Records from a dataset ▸
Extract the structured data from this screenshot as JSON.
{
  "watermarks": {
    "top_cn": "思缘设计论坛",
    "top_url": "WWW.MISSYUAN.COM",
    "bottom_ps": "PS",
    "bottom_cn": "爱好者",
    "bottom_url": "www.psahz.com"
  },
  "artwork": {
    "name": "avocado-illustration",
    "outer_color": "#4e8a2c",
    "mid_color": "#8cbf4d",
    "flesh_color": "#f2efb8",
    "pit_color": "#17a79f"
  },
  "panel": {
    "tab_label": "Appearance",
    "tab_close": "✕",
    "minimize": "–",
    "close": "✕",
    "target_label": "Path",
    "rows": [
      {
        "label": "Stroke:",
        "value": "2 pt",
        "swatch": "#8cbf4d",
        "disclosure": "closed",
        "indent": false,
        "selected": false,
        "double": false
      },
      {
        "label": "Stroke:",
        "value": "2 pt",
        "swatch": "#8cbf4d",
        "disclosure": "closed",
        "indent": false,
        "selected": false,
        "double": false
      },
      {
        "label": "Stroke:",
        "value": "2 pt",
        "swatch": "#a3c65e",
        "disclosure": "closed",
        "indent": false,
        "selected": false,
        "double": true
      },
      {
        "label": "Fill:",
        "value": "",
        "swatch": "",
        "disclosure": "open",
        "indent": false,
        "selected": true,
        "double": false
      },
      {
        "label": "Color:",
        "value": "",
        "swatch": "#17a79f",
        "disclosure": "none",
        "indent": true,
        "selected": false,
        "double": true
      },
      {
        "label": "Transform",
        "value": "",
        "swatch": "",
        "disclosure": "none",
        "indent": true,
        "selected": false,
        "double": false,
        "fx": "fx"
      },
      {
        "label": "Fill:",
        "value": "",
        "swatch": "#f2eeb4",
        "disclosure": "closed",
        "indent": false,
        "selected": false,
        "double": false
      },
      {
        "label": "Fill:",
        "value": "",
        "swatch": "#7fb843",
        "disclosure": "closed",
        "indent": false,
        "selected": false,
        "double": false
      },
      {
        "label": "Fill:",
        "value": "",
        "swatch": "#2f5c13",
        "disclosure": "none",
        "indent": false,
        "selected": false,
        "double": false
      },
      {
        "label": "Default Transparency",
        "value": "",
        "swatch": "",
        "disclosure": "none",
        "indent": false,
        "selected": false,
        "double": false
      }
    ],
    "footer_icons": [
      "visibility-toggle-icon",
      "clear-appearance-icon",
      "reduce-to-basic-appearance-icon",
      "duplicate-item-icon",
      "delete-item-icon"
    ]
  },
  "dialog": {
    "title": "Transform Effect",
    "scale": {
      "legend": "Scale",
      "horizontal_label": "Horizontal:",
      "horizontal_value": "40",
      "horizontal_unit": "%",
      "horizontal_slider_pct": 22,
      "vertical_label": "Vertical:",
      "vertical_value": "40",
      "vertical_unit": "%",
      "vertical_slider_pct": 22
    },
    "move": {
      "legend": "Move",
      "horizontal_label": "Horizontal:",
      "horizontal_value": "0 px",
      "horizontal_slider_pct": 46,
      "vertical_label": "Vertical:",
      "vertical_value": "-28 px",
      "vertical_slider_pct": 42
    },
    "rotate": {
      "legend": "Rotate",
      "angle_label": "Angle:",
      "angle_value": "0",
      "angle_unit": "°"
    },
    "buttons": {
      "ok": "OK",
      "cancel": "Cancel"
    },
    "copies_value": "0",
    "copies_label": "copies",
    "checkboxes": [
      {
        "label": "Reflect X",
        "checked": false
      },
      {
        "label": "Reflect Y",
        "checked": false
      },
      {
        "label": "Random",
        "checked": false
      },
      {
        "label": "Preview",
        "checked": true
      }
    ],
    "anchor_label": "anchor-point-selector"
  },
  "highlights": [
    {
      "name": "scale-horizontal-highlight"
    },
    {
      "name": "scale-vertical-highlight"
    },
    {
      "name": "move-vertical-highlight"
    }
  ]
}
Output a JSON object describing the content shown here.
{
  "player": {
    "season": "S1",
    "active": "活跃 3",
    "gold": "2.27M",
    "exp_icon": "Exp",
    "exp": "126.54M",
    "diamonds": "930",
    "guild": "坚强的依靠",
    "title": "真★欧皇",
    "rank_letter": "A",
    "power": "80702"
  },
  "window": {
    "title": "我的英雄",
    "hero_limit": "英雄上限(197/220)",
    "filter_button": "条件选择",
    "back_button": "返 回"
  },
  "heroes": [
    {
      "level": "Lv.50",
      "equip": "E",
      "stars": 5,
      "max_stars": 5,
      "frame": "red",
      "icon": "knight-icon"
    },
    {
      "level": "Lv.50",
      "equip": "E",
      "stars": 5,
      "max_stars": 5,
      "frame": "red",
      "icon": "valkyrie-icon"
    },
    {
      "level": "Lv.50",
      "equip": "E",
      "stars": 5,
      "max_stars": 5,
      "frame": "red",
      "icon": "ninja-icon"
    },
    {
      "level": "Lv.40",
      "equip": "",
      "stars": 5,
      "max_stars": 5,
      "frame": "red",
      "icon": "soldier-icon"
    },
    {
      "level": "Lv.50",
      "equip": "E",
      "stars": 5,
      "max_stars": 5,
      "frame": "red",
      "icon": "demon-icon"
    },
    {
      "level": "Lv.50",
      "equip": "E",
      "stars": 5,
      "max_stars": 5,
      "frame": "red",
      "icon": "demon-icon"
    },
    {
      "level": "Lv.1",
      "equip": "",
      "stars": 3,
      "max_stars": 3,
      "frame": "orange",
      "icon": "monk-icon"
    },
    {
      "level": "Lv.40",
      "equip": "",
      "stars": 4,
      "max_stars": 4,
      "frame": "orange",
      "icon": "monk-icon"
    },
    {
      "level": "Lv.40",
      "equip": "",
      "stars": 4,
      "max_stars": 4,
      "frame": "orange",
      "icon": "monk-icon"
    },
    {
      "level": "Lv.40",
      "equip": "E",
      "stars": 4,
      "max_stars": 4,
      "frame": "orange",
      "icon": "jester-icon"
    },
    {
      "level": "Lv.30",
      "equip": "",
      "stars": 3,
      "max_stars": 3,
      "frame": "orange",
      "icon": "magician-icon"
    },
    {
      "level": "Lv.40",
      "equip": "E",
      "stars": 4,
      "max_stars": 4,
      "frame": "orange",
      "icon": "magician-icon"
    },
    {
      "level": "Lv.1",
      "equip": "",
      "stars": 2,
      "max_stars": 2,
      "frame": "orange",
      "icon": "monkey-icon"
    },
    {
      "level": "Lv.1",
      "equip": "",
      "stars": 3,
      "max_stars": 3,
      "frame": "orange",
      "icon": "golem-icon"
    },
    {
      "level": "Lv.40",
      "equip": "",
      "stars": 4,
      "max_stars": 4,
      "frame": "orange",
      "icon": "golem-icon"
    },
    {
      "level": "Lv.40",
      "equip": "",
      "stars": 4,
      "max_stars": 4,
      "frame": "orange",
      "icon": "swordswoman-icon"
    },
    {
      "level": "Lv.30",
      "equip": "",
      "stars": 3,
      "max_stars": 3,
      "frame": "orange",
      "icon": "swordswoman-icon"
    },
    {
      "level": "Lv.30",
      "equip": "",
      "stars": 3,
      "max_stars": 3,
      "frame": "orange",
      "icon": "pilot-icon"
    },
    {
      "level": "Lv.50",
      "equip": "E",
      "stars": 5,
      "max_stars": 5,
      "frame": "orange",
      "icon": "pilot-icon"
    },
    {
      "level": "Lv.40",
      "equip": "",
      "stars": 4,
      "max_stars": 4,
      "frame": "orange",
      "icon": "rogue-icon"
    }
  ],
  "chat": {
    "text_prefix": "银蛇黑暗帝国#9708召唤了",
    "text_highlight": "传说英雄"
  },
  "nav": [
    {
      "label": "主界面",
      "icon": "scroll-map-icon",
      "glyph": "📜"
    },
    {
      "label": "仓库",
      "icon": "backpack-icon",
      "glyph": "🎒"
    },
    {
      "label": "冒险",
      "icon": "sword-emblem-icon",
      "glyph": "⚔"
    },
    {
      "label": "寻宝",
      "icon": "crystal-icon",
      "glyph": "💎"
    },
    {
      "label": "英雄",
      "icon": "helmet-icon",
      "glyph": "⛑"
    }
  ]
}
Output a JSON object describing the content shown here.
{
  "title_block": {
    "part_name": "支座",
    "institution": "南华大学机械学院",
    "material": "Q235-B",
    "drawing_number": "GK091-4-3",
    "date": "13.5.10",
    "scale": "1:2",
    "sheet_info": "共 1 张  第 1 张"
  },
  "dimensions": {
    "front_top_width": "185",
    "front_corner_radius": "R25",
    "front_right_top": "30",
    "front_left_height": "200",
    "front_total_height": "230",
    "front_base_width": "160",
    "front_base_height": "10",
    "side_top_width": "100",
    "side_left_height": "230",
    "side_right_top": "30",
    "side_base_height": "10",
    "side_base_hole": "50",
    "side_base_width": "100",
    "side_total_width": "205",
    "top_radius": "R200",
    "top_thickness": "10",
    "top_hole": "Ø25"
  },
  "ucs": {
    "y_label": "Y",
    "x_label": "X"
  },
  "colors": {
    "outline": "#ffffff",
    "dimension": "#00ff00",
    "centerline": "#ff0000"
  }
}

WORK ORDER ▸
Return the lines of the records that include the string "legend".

RESPONSE TO THE TASK ▸
      "legend": "Scale",
      "legend": "Move",
      "legend": "Rotate",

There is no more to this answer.